## [What to work on]
Look for the word "subtitle". Copy every line of the listing where it occurs.

## [Records provided]
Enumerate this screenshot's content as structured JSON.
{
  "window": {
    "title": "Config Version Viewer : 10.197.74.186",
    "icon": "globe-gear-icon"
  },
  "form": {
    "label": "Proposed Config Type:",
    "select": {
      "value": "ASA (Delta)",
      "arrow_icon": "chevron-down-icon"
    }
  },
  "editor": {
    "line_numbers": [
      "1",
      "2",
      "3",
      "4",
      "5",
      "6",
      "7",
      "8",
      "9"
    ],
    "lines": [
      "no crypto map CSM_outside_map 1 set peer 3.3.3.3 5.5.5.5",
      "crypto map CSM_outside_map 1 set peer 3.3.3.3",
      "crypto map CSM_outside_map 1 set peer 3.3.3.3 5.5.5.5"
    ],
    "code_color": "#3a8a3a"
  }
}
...
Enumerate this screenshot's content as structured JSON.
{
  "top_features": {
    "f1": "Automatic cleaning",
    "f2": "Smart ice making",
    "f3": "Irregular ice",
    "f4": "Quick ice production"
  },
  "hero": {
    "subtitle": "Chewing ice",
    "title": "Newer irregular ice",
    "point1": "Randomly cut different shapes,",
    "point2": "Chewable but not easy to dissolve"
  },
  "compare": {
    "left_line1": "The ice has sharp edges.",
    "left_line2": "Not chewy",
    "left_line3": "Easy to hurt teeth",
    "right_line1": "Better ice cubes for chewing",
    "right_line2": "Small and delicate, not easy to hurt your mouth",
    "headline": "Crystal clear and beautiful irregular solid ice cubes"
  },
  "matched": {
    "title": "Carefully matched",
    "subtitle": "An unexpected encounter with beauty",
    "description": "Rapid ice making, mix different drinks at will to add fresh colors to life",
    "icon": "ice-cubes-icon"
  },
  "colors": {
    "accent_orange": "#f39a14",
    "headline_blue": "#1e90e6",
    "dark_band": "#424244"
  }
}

## [Solution for this problem]
    "subtitle": "Chewing ice",
    "subtitle": "An unexpected encounter with beauty",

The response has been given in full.